The Houston Chronicle is proud to present "Hurricane Harvey: by the staff of the Houston Chronicle," a hardcover book that captures Harvey's wide-reaching devastation and Houston's indomitable spirit. This 200-page book will feature breathtaking photos and compelling stories from the award-winning staff of the Houston Chronicle. A portion of the proceeds from this book will go to help those impacted by the hurricane in Houston and across the Texas Gulf Coast, donating to the Greater Houston Community Foundation Hurricane Harvey Relief Fund and Rebuild Texas Fund. View Details

Best Science Podcasts 2018

We have hand picked the best science podcasts for 2018. Sit back and enjoy new science podcasts updated daily from your favorite science news services and scientists.
Now Playing: TED Radio Hour

Peering Deeper Into Space
The past few years have ushered in an explosion of new discoveries about our universe. This hour, TED speakers explore the implications of these advances — and the lingering mysteries of the cosmos. Guests include theoretical physicist Allan Adams, planetary scientist Sara Seager, and astrophysicists Natasha Hurley-Walker and Jedidah Isler.
Now Playing: Science for the People

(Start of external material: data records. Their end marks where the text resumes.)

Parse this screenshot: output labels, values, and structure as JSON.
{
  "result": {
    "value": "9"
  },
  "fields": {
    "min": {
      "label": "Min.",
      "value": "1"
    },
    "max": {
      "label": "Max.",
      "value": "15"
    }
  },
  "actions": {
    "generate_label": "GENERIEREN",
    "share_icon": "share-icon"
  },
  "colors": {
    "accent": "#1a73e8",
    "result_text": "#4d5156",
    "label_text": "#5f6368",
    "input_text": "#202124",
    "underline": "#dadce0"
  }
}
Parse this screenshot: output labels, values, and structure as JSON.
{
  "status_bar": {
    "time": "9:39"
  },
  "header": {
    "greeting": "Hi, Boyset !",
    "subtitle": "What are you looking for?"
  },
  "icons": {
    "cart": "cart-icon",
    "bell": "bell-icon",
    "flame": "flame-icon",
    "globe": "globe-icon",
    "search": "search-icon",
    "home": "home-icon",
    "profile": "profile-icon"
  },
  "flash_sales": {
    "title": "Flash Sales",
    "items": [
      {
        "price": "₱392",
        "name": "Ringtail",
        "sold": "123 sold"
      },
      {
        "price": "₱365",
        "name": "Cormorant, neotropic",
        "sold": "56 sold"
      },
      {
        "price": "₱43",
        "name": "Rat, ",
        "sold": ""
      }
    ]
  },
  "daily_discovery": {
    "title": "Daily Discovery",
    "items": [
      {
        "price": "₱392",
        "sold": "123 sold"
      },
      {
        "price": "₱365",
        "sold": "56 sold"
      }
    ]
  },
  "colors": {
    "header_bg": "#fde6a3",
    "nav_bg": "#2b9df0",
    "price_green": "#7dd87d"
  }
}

#461 Adhesives
This week we're discussing glue from two very different times. We speak with Dr. Jianyu Li about his research into a new type of medical adhesive. And Dr. Geeske Langejans explains her work making and investigating Stone Age and Paleolithic glues.